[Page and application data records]
☆ ☆ ☆

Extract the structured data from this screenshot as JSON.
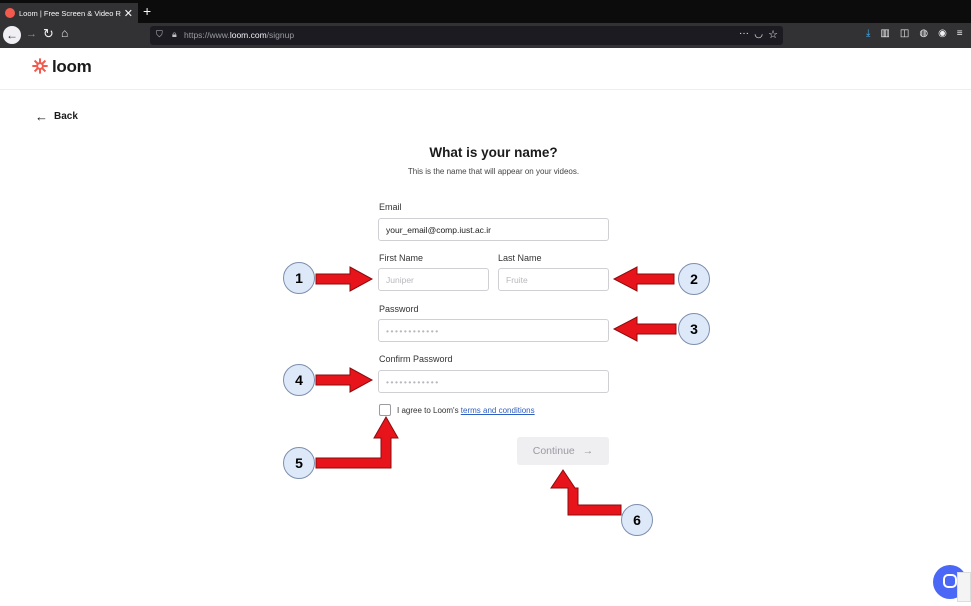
{
  "browser": {
    "tab_title": "Loom | Free Screen & Video Re",
    "tab_close": "✕",
    "new_tab": "+",
    "url_prefix": "https://www.",
    "url_domain": "loom.com",
    "url_path": "/signup",
    "url_more": "···"
  },
  "header": {
    "logo_text": "loom"
  },
  "nav": {
    "back_label": "Back"
  },
  "form": {
    "title": "What is your name?",
    "subtitle": "This is the name that will appear on your videos.",
    "email_label": "Email",
    "email_value": "your_email@comp.iust.ac.ir",
    "first_name_label": "First Name",
    "first_name_placeholder": "Juniper",
    "last_name_label": "Last Name",
    "last_name_placeholder": "Fruite",
    "password_label": "Password",
    "password_placeholder": "••••••••••••",
    "confirm_label": "Confirm Password",
    "confirm_placeholder": "••••••••••••",
    "agree_text": "I agree to Loom's ",
    "agree_link": "terms and conditions",
    "continue_label": "Continue",
    "continue_arrow": "→"
  },
  "annotations": [
    "1",
    "2",
    "3",
    "4",
    "5",
    "6"
  ],
  "colors": {
    "accent_arrow": "#e8141b",
    "marker_fill": "#dde8f8",
    "logo": "#f25a4d",
    "link": "#2f5ec4"
  }
}
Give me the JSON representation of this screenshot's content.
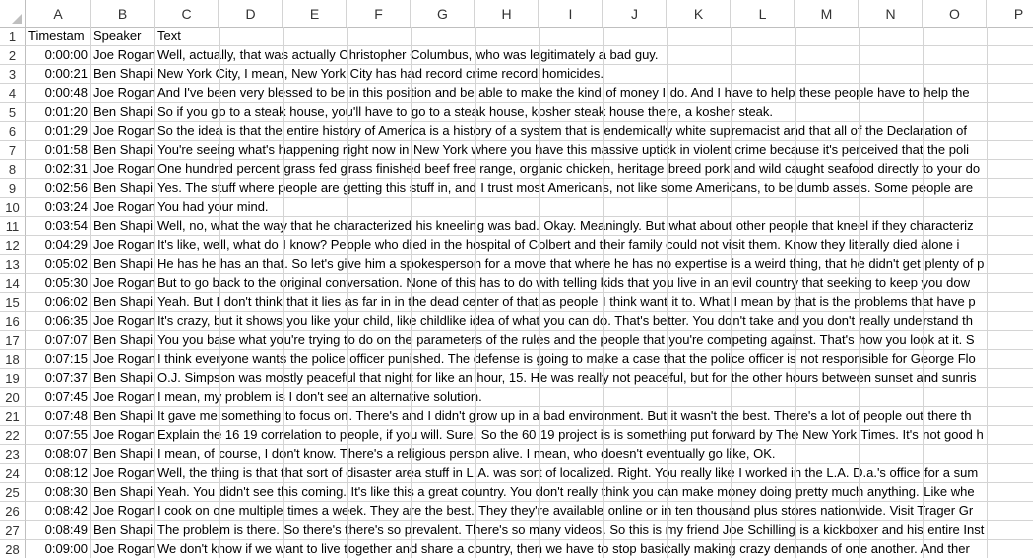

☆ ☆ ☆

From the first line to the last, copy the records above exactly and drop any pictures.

## [Written reply]
Extract the structured data from this screenshot as JSON.
{
  "browser": {
    "tab_title": "Loom | Free Screen & Video Re",
    "tab_close": "✕",
    "new_tab": "+",
    "url_prefix": "https://www.",
    "url_domain": "loom.com",
    "url_path": "/signup",
    "url_more": "···"
  },
  "header": {
    "logo_text": "loom"
  },
  "nav": {
    "back_label": "Back"
  },
  "form": {
    "title": "What is your name?",
    "subtitle": "This is the name that will appear on your videos.",
    "email_label": "Email",
    "email_value": "your_email@comp.iust.ac.ir",
    "first_name_label": "First Name",
    "first_name_placeholder": "Juniper",
    "last_name_label": "Last Name",
    "last_name_placeholder": "Fruite",
    "password_label": "Password",
    "password_placeholder": "••••••••••••",
    "confirm_label": "Confirm Password",
    "confirm_placeholder": "••••••••••••",
    "agree_text": "I agree to Loom's ",
    "agree_link": "terms and conditions",
    "continue_label": "Continue",
    "continue_arrow": "→"
  },
  "annotations": [
    "1",
    "2",
    "3",
    "4",
    "5",
    "6"
  ],
  "colors": {
    "accent_arrow": "#e8141b",
    "marker_fill": "#dde8f8",
    "logo": "#f25a4d",
    "link": "#2f5ec4"
  }
}
Give me the JSON representation of this screenshot's content.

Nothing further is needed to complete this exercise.